Out they came, the Coach gang. The boys in chequered granddad trousers, cropped suede jackets, oversized shearling coats and tassled sneakers; the girls in embroidered floral dresses, fur bombers, fluffy jumpers, tan leather coats and metallic clogs. Jackets and trousers could have belonged to the guys or the girls, it didn’t matter; this band of outsiders and rebels was united, walking side by side in search of adventure. An energetic, carefree mash-up of youth cultures and their codes filed by, from surfers and skaters to punks and, Vevers’ perennial favourites, B-boys.
“There was something about an LA kid arriving in New York,” he explained. “The idea of the East Coast and West Coast coming together, that eclectic individualism, the attitude of New York City with this kind of optimism and colour of the West Coast. The Beastie Boys are always on my men’s reference board. Harmony Korine was in there. Courtney Love for the women… And Daffy Duck!”
An equally diverse range of symbols and motifs decorated the garments. Ice cream cones, a cute dog and Rexy – Coach’s now iconic dinosaur – appeared on pins, patches and sweatshirts, alongside the NASA logo, rockets and stars. Why the focus on space exploration? “It’s very nostalgic,” said Vevers. “It’s the nostalgia of possibility. I think there’s something about that time and the Space Program, the rockets, the planets and the NASA graphics, that kind of gives this feeling of possibility.”

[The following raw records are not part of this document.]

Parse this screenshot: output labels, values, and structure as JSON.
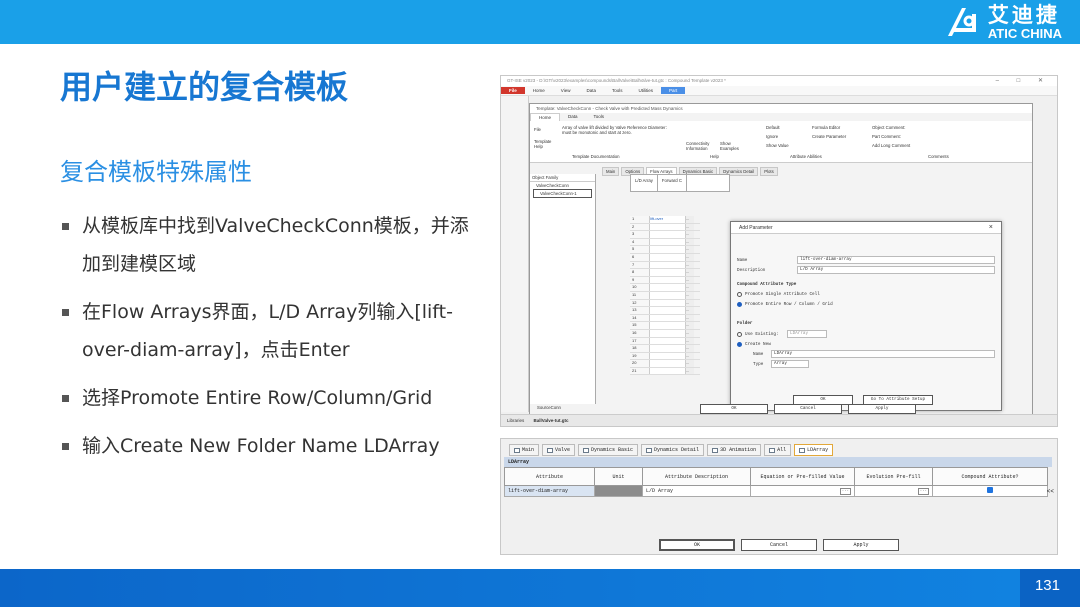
{
  "brand": {
    "name_cn": "艾迪捷",
    "name_en": "ATIC CHINA"
  },
  "slide": {
    "title": "用户建立的复合模板",
    "subtitle": "复合模板特殊属性",
    "bullets": [
      "从模板库中找到ValveCheckConn模板，并添加到建模区域",
      "在Flow Arrays界面，L/D Array列输入[lift-over-diam-array]，点击Enter",
      "选择Promote Entire Row/Column/Grid",
      "输入Create New Folder Name LDArray"
    ],
    "page_number": "131"
  },
  "shot1": {
    "window_title": "GT-ISE v2023 - D:\\GTI\\v2023\\examples\\compounds\\BallValve\\BallValve-tut.gtc : Compound Template v2023 *",
    "menu": [
      "File",
      "Home",
      "View",
      "Data",
      "Tools",
      "Utilities",
      "Part"
    ],
    "template_title": "Template: ValveCheckConn - Check Valve with Predicted Mass Dynamics",
    "template_tabs": [
      "Home",
      "Data",
      "Tools"
    ],
    "ribbon": {
      "file": "File",
      "template_help": "Template\nHelp",
      "doc_text": "Array of valve lift divided by Valve Reference Diameter: must be monotonic and start at zero.",
      "template_documentation": "Template Documentation",
      "connectivity": "Connectivity\nInformation",
      "show_examples": "Show\nExamples",
      "help": "Help",
      "default": "Default",
      "ignore": "Ignore",
      "show_value": "Show Value",
      "formula_editor": "Formula Editor",
      "create_parameter": "Create Parameter",
      "attribute_abilities": "Attribute Abilities",
      "object_comment": "Object Comment:",
      "part_comment": "Part Comment:",
      "add_long_comment": "Add Long Comment",
      "comments": "Comments"
    },
    "object_family": "Object Family",
    "tree_items": [
      "ValveCheckConn",
      "ValveCheckConn-1"
    ],
    "obj_tabs": [
      "Main",
      "Options",
      "Flow Arrays",
      "Dynamics Basic",
      "Dynamics Detail",
      "Plots"
    ],
    "grid_headers": [
      "L/D Array",
      "Forward C"
    ],
    "grid_rows": [
      "1",
      "2",
      "3",
      "4",
      "5",
      "6",
      "7",
      "8",
      "9",
      "10",
      "11",
      "12",
      "13",
      "14",
      "15",
      "16",
      "17",
      "18",
      "19",
      "20",
      "21"
    ],
    "grid_first_value": "lift-over",
    "dialog": {
      "title": "Add Parameter",
      "name_label": "Name",
      "name_value": "lift-over-diam-array",
      "desc_label": "Description",
      "desc_value": "L/D Array",
      "type_heading": "Compound Attribute Type",
      "opt_single": "Promote Single Attribute Cell",
      "opt_entire": "Promote Entire Row / Column / Grid",
      "folder_heading": "Folder",
      "use_existing": "Use Existing:",
      "existing_value": "LDArray",
      "create_new": "Create New",
      "new_name_label": "Name",
      "new_name_value": "LDArray",
      "type_label": "Type",
      "type_value": "Array",
      "ok": "OK",
      "go_to": "Go To Attribute Setup"
    },
    "outer_ok": "OK",
    "outer_cancel": "Cancel",
    "outer_apply": "Apply",
    "side_tree_label": "SourceConn",
    "libraries": "Libraries",
    "file_tab": "BallValve-tut.gtc"
  },
  "shot2": {
    "tabs": [
      "Main",
      "Valve",
      "Dynamics Basic",
      "Dynamics Detail",
      "3D Animation",
      "All",
      "LDArray"
    ],
    "band_label": "LDArray",
    "columns": [
      "Attribute",
      "Unit",
      "Attribute Description",
      "Equation or Pre-filled Value",
      "Evolution Pre-fill",
      "Compound Attribute?"
    ],
    "row": {
      "attribute": "lift-over-diam-array",
      "unit": "",
      "description": "L/D Array",
      "equation": "",
      "evolution": ""
    },
    "side_arrow": "<<",
    "ok": "OK",
    "cancel": "Cancel",
    "apply": "Apply"
  },
  "colors": {
    "top_band": "#1aa0e8",
    "title": "#1777d2",
    "bottom_band": "#0b63c4"
  }
}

Elsewhere, Coach’s expertise in craftsmanship and the designer’s magpie-like eye for “picking up different bits and pieces and putting them together” was on full display on the bags, with bottle top and linked leather straps, and metal eyelet decoration. Pushed to pick a favourite piece, Vevers selected the ragged shearling coats in both collections. “They’ve become a really key Coach signature now,” he nodded, “and this time we’ve taken it to the next level by leaving all the edges raw. It really celebrates the idea that at Coach when we do something luxury, it’s not precious. It’s more about an attitude than being perfect.”
For Vevers, the biggest challenge of bringing together men’s and women’s for this anniversary spectacle was less about logistics, and more about letting go. “It’s the first time we’ve presented them together so it took a lot of thought about how we approach that. I like that we’re just mixing up the clothes, swapping them around; it’s boys wearing girls’ clothes, girls wearing boys’ clothes. It’s playing with the Coach attitude, bringing some emotion. This show is definitely me challenging myself to do something that I’ve not done before.”
As the last looks walked by, the show was not quite over. Against a backdrop of huge flashing signs – ‘Drive In’, ‘Motel’, rockets and arrows – the Young People’s Chorus of NYC gathered with lanterns and, as snow magically fell from the ceiling, launched into Jay Z’s anthem to the city, Empire State of Mind. “These streets will make you feel brand new / The lights will inspire you…”
Outside, in the blustering dark, in a city still struggling to come to terms with a new leader and the regime change he ushers in, it was impossible not to read this evening’s extravaganza as a poignant rallying cry for acceptance and togetherness. Smiling, Vevers gathered his thoughts. “From the moment I first joined the brand, one of the values of Coach that I love is this idea that it’s inclusive, that it’s open. Tonight is a celebration of that. New York City is a cultural melting pot, and it’s a celebration of that too. These are things that I’ve always celebrated.”